__What is needed__
Filter the records for "duration" and keep each line that has it.

Web page and app entries

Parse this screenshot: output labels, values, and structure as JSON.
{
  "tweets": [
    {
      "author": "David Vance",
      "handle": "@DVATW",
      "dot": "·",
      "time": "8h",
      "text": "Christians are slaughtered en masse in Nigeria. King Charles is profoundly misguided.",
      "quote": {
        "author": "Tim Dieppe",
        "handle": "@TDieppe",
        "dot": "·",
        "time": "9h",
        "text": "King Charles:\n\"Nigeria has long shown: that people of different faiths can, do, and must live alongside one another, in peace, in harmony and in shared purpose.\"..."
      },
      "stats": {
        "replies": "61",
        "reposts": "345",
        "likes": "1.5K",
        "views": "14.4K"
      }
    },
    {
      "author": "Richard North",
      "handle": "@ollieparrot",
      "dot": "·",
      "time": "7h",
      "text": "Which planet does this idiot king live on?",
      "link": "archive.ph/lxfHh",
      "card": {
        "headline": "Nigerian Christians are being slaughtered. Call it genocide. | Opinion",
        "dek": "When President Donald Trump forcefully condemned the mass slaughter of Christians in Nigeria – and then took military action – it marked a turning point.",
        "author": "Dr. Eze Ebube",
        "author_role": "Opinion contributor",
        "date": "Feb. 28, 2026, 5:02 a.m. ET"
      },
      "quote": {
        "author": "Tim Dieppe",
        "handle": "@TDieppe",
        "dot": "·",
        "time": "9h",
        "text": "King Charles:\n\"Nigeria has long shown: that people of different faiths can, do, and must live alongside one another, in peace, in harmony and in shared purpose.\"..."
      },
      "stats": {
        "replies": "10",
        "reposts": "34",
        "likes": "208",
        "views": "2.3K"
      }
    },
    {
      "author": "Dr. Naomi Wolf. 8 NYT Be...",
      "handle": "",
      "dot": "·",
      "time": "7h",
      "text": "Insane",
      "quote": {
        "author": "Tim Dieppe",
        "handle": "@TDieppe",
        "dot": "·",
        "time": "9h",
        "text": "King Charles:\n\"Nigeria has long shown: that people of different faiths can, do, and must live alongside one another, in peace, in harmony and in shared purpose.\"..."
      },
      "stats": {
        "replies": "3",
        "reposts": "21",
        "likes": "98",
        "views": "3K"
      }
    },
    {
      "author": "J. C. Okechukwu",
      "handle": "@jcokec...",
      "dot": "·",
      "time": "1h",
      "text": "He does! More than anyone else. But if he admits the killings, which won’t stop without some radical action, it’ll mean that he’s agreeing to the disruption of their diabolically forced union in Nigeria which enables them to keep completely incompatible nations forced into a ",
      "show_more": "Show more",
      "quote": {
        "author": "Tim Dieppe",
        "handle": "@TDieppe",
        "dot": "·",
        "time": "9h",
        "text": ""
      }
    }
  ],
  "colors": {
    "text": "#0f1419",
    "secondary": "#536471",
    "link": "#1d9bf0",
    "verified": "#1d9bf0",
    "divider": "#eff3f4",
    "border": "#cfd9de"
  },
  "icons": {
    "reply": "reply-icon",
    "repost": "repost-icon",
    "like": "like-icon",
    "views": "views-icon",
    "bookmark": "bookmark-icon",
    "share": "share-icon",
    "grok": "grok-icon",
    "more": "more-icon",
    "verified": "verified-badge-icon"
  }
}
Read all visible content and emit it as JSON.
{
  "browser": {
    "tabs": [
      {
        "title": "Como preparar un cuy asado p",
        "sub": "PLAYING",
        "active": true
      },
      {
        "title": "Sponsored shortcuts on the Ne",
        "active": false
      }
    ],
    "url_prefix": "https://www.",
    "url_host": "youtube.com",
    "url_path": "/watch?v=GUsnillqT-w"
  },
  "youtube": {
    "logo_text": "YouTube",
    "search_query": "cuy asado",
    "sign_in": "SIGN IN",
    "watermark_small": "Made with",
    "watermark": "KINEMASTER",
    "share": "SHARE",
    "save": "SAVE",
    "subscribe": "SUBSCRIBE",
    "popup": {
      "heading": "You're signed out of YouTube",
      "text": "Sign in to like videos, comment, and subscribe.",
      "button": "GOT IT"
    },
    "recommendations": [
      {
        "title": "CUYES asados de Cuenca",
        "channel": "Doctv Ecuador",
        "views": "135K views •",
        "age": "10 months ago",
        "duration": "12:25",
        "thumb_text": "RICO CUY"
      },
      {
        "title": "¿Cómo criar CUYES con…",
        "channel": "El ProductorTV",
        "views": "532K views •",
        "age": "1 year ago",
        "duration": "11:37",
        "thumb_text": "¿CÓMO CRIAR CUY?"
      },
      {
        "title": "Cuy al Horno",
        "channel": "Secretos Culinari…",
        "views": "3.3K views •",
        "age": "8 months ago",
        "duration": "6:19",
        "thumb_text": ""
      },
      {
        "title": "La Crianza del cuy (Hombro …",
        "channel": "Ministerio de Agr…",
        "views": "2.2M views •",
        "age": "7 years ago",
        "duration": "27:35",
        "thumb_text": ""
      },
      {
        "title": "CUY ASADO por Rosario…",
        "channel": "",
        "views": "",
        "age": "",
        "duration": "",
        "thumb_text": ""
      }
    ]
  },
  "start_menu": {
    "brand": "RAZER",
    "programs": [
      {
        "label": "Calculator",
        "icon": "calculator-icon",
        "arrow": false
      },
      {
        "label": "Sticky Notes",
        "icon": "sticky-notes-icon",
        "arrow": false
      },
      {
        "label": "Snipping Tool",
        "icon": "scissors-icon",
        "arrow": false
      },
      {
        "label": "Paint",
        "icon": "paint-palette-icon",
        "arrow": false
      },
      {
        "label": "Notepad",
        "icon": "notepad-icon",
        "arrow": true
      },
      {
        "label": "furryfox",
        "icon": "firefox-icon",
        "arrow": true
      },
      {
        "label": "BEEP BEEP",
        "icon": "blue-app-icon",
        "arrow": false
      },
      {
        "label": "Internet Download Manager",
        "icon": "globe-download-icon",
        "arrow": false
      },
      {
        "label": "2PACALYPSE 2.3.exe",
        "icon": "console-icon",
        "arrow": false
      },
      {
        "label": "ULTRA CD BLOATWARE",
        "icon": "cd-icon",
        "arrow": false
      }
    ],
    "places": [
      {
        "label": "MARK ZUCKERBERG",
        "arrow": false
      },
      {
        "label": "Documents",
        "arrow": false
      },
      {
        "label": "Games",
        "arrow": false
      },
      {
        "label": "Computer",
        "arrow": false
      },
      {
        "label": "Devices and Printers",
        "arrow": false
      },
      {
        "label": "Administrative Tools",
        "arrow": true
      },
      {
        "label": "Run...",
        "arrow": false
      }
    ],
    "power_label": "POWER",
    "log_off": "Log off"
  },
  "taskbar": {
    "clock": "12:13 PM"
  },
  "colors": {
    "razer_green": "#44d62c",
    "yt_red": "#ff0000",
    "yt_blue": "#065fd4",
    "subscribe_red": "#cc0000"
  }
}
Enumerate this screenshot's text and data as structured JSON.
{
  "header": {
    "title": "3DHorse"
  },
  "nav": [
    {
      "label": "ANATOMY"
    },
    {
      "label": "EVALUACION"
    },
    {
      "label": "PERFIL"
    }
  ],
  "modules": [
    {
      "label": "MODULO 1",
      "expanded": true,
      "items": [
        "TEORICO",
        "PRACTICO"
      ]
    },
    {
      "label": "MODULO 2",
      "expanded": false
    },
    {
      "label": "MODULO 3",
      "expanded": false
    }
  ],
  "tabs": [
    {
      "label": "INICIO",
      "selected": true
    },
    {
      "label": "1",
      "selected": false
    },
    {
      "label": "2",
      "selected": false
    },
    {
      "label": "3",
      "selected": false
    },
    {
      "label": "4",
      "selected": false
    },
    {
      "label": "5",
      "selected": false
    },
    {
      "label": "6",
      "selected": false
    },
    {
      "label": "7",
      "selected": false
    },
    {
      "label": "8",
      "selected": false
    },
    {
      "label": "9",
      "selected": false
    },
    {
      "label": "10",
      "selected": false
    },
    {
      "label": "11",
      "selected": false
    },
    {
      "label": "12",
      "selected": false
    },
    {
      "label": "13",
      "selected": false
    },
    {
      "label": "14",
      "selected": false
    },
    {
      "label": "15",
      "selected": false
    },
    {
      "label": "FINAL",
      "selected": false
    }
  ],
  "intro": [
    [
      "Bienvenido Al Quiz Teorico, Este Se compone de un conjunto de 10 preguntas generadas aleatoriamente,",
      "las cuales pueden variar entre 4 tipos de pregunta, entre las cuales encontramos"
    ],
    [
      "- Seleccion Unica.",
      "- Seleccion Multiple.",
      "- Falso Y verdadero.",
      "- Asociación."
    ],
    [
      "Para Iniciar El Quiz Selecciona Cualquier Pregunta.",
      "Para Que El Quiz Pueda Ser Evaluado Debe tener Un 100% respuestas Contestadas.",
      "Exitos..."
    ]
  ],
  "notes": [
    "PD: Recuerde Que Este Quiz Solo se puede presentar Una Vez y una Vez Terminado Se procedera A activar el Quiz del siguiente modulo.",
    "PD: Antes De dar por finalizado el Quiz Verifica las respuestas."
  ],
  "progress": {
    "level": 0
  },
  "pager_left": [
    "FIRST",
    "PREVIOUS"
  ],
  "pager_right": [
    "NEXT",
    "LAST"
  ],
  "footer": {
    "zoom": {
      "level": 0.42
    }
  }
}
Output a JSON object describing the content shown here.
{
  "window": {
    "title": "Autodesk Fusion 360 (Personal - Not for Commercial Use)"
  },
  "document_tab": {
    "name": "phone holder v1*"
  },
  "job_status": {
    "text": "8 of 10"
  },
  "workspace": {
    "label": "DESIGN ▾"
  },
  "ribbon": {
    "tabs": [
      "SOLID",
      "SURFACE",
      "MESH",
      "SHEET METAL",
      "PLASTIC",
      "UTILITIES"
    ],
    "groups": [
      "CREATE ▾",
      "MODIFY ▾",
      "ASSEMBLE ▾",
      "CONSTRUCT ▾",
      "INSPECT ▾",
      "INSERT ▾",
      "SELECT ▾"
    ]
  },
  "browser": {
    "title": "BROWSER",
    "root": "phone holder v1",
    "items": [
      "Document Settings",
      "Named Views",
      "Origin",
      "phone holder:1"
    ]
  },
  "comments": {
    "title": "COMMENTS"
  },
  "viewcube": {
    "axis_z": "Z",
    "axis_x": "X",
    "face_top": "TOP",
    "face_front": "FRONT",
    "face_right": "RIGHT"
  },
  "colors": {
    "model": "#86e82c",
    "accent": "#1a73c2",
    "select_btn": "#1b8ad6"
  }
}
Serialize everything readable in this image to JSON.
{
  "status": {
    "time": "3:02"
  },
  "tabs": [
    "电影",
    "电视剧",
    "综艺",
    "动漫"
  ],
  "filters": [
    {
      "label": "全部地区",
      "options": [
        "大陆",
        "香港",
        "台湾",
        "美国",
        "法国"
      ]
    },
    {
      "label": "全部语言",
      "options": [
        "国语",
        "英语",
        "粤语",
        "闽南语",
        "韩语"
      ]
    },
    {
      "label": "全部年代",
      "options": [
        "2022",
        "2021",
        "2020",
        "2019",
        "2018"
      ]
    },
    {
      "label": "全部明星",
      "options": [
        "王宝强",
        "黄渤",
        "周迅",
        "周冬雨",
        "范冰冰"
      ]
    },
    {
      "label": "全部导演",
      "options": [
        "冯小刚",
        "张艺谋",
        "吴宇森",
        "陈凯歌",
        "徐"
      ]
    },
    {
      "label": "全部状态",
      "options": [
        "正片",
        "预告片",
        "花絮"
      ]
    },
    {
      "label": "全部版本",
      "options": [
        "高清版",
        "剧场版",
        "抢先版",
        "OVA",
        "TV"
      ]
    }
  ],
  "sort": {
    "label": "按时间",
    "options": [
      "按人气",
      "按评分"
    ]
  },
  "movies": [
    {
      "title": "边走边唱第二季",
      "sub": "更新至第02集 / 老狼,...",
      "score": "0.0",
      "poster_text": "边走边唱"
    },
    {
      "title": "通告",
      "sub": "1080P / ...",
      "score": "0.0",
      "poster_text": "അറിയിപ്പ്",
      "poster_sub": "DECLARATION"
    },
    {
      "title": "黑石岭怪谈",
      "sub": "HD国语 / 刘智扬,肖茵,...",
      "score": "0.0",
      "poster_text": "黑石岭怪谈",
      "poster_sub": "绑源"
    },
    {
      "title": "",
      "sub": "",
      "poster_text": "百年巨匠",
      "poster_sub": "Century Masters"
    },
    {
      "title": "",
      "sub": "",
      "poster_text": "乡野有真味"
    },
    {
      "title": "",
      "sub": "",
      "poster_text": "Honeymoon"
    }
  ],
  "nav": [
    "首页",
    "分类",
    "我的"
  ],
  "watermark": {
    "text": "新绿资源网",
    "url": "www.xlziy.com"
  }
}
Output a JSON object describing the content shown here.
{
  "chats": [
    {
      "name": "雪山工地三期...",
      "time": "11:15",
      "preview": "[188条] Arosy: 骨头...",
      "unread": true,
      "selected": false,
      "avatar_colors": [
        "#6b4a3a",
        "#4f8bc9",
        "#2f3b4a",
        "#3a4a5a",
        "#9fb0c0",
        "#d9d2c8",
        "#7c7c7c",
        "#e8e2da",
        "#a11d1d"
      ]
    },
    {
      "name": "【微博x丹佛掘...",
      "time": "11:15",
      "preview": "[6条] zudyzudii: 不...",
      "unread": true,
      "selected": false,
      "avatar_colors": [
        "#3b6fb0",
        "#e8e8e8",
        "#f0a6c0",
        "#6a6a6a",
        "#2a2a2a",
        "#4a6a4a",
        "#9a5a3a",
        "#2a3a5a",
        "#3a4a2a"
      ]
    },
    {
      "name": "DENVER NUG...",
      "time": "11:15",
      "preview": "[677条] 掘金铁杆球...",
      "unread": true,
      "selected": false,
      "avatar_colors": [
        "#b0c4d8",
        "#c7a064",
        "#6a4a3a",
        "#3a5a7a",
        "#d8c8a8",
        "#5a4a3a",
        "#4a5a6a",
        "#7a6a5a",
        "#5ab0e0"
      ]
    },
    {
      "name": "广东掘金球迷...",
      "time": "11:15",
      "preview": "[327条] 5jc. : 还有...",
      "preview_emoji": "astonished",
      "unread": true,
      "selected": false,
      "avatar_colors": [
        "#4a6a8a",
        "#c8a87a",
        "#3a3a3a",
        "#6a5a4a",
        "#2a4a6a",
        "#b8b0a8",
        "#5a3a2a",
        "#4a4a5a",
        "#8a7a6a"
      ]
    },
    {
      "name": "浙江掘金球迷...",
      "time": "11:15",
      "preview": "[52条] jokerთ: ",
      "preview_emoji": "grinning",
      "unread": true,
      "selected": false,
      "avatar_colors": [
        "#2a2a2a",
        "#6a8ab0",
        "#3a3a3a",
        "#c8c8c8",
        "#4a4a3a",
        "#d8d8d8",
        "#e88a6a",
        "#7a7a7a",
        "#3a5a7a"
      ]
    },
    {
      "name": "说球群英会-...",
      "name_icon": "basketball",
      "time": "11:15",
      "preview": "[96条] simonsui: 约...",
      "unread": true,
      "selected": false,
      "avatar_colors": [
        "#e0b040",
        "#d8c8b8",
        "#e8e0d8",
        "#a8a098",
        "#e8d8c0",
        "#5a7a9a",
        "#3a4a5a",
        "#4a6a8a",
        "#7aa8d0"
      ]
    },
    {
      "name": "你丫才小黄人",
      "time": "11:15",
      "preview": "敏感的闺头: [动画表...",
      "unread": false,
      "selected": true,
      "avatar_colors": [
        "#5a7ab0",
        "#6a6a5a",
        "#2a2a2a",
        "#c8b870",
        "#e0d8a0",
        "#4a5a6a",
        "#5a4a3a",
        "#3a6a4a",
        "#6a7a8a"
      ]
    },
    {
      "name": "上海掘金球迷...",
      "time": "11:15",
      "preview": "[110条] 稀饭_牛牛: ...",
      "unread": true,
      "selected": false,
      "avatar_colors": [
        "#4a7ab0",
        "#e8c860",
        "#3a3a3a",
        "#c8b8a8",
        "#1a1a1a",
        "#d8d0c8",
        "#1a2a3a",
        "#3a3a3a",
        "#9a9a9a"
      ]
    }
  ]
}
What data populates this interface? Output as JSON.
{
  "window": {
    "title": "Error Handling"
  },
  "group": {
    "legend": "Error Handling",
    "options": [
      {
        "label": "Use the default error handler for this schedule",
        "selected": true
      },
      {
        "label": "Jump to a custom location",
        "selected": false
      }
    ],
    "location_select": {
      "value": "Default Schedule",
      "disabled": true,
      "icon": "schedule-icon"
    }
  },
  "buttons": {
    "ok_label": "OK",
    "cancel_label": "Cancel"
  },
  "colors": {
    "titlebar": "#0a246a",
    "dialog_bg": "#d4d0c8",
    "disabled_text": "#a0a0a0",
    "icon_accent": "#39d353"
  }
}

__Solution to the problem__
        "duration": "12:25",
        "duration": "11:37",
        "duration": "6:19",
        "duration": "27:35",
        "duration": "",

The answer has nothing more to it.